RECORD SET:
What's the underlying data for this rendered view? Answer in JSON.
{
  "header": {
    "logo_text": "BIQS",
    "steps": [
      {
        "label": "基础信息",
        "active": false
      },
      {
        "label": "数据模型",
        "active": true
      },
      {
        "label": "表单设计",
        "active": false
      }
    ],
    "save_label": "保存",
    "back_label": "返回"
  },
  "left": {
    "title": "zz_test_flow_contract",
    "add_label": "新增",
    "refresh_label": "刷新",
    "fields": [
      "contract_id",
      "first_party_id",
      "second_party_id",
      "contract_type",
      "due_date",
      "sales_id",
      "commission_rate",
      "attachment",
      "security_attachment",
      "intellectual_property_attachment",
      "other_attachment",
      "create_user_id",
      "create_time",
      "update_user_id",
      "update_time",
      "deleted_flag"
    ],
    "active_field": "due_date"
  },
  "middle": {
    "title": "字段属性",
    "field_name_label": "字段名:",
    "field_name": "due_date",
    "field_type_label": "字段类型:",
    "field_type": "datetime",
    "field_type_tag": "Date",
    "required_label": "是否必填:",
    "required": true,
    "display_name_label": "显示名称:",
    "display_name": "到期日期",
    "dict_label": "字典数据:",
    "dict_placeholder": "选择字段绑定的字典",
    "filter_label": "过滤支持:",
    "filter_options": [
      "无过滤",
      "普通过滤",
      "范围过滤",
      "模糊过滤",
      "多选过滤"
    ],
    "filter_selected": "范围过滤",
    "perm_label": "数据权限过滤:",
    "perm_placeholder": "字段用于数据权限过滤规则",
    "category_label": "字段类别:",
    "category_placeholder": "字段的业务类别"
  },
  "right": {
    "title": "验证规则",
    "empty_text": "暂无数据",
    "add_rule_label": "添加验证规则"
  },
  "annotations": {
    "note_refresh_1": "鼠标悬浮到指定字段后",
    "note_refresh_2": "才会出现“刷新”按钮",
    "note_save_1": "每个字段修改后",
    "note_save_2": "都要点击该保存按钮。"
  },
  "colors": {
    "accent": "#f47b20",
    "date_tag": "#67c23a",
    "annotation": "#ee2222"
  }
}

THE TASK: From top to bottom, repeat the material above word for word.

WRITTEN SOLUTION:
What's the underlying data for this rendered view? Answer in JSON.
{
  "header": {
    "logo_text": "BIQS",
    "steps": [
      {
        "label": "基础信息",
        "active": false
      },
      {
        "label": "数据模型",
        "active": true
      },
      {
        "label": "表单设计",
        "active": false
      }
    ],
    "save_label": "保存",
    "back_label": "返回"
  },
  "left": {
    "title": "zz_test_flow_contract",
    "add_label": "新增",
    "refresh_label": "刷新",
    "fields": [
      "contract_id",
      "first_party_id",
      "second_party_id",
      "contract_type",
      "due_date",
      "sales_id",
      "commission_rate",
      "attachment",
      "security_attachment",
      "intellectual_property_attachment",
      "other_attachment",
      "create_user_id",
      "create_time",
      "update_user_id",
      "update_time",
      "deleted_flag"
    ],
    "active_field": "due_date"
  },
  "middle": {
    "title": "字段属性",
    "field_name_label": "字段名:",
    "field_name": "due_date",
    "field_type_label": "字段类型:",
    "field_type": "datetime",
    "field_type_tag": "Date",
    "required_label": "是否必填:",
    "required": true,
    "display_name_label": "显示名称:",
    "display_name": "到期日期",
    "dict_label": "字典数据:",
    "dict_placeholder": "选择字段绑定的字典",
    "filter_label": "过滤支持:",
    "filter_options": [
      "无过滤",
      "普通过滤",
      "范围过滤",
      "模糊过滤",
      "多选过滤"
    ],
    "filter_selected": "范围过滤",
    "perm_label": "数据权限过滤:",
    "perm_placeholder": "字段用于数据权限过滤规则",
    "category_label": "字段类别:",
    "category_placeholder": "字段的业务类别"
  },
  "right": {
    "title": "验证规则",
    "empty_text": "暂无数据",
    "add_rule_label": "添加验证规则"
  },
  "annotations": {
    "note_refresh_1": "鼠标悬浮到指定字段后",
    "note_refresh_2": "才会出现“刷新”按钮",
    "note_save_1": "每个字段修改后",
    "note_save_2": "都要点击该保存按钮。"
  },
  "colors": {
    "accent": "#f47b20",
    "date_tag": "#67c23a",
    "annotation": "#ee2222"
  }
}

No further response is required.